Thermoelectrics in Future Information Technologies - Towards Zero-Power Systems

Methods for Characterization of Transport Phenomena in Energy Materials: Controlling collective states

Investigators: Dr. Katharina Fritsch, Dr. Tommy Hofmann, Dr. Klaus Habicht 
Thermoelectric devices are of central importance in creating new and more energy-efficient information technologies. The ultimate limits on the thermopower figure of merit of relevant materials are governed by the charge carrier densities and mobilities as well as phonon conduction. A basic understanding of the microscopic mechanisms is an inevitable prerequisite for well-targeted design strategies to develop materials with the efficiencies capable of addressing heat recovery and spot cooling applications.
Fundamental research on the interaction processes on the level of elementary excitations in the solid state and thus access to the meV to µeV energy resolution scale is key to a fundamental understanding of transport phenomena. The working group “Methods for Characterization of Transport Phenomena in Energy Materials” holds specialised expertise in high-resolution neutron spectroscopy well suited for investigating the dynamic interplay of quasi-particle and charge transport in novel materials for energy conversion. In particular, neutron resonance spin echo (NRSE) spectroscopy allows highest energy resolution for the investigation of elementary excitations in solid state matter and thus provides access to qualitatively new information about the lifetime of quasi particles and lattice anharmonicity. Interactions with other quasi particles or coherent many-body states display a fingerprint in the dynamical correlations, e.g. allowing the identification of lifetime reduction. Investigations on dispersive modes as they in general exist in single crystals, profit extraordinarily from the NRSE method. In the past, essential contributions to the development of the NRSE method for the investigation of excitations in the solid state have been made at HZB. The methodological progress made now allows accessing the fundamentals of transport phenomena which are at the basis of thermoelectrics.
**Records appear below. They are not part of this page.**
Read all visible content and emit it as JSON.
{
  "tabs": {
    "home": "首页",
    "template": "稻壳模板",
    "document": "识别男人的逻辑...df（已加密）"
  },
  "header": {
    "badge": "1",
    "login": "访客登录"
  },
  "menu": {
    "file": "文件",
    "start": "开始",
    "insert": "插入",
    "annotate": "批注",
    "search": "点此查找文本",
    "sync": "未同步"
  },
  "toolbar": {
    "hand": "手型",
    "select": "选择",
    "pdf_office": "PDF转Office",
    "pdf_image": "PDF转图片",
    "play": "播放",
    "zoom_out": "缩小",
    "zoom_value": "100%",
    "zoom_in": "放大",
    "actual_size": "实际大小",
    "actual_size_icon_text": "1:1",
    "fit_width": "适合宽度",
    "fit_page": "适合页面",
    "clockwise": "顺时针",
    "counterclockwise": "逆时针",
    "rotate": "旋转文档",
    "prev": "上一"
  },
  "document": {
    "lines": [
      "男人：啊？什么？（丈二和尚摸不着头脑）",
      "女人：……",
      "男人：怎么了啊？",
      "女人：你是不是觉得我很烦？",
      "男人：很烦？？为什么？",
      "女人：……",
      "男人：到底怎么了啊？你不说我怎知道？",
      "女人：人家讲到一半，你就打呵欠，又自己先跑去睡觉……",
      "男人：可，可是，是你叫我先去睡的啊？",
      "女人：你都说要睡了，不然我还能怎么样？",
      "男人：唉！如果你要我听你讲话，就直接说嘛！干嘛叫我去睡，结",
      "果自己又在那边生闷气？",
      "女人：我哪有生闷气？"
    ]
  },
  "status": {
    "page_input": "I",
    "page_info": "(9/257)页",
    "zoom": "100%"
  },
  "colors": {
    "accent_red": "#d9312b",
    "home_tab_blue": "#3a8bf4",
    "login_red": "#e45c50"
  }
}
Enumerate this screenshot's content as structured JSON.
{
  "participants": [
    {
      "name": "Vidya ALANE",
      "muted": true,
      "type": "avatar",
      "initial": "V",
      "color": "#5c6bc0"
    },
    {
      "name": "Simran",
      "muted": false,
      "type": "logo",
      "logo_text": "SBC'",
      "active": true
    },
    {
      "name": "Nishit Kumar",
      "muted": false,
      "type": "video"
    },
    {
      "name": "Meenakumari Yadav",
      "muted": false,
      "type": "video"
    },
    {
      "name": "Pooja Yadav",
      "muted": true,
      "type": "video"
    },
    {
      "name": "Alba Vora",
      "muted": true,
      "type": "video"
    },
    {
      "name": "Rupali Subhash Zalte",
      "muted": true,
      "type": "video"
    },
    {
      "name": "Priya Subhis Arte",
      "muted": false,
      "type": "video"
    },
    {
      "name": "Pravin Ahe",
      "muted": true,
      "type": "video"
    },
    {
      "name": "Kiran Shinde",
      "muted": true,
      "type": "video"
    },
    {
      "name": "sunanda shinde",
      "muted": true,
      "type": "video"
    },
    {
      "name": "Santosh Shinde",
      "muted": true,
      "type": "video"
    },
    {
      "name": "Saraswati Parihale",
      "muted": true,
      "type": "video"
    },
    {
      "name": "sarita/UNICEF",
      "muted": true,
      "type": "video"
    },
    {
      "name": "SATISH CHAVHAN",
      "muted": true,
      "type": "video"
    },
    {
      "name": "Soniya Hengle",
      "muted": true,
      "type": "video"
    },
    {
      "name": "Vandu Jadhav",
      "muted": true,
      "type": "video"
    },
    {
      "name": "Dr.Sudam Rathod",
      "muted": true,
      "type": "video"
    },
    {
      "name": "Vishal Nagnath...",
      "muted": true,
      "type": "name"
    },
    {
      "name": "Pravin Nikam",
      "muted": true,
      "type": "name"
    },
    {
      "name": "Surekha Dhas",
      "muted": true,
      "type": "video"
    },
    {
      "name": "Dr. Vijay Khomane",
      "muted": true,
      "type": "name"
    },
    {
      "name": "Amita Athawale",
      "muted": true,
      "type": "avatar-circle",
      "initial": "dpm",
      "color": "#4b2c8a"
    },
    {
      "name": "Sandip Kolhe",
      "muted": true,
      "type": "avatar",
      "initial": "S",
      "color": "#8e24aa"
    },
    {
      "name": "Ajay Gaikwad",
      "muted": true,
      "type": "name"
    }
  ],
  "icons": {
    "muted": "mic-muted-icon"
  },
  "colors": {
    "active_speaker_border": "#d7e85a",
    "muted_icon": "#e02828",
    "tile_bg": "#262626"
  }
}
The use of spin entropy based cooling where high densities of spin-disordered carriers present the prospect of much higher figures of merit. Important materials include 2D metallic systems such as triangular cobaltates, new pnictides, and narrow band heavy fermion compounds. Crucial here  is the use of inelastic neutron and X-ray scattering as well as angle resolved photoemission techniques in order to understand thoroughly the basic phonon, spin, and charge processes involved in the transport mechanisms and how these relate to the figures of merit. We intend to look at the materials both in single crystal form as well as in layered structures to understand both the principles underlying their operation as well as their functionalization.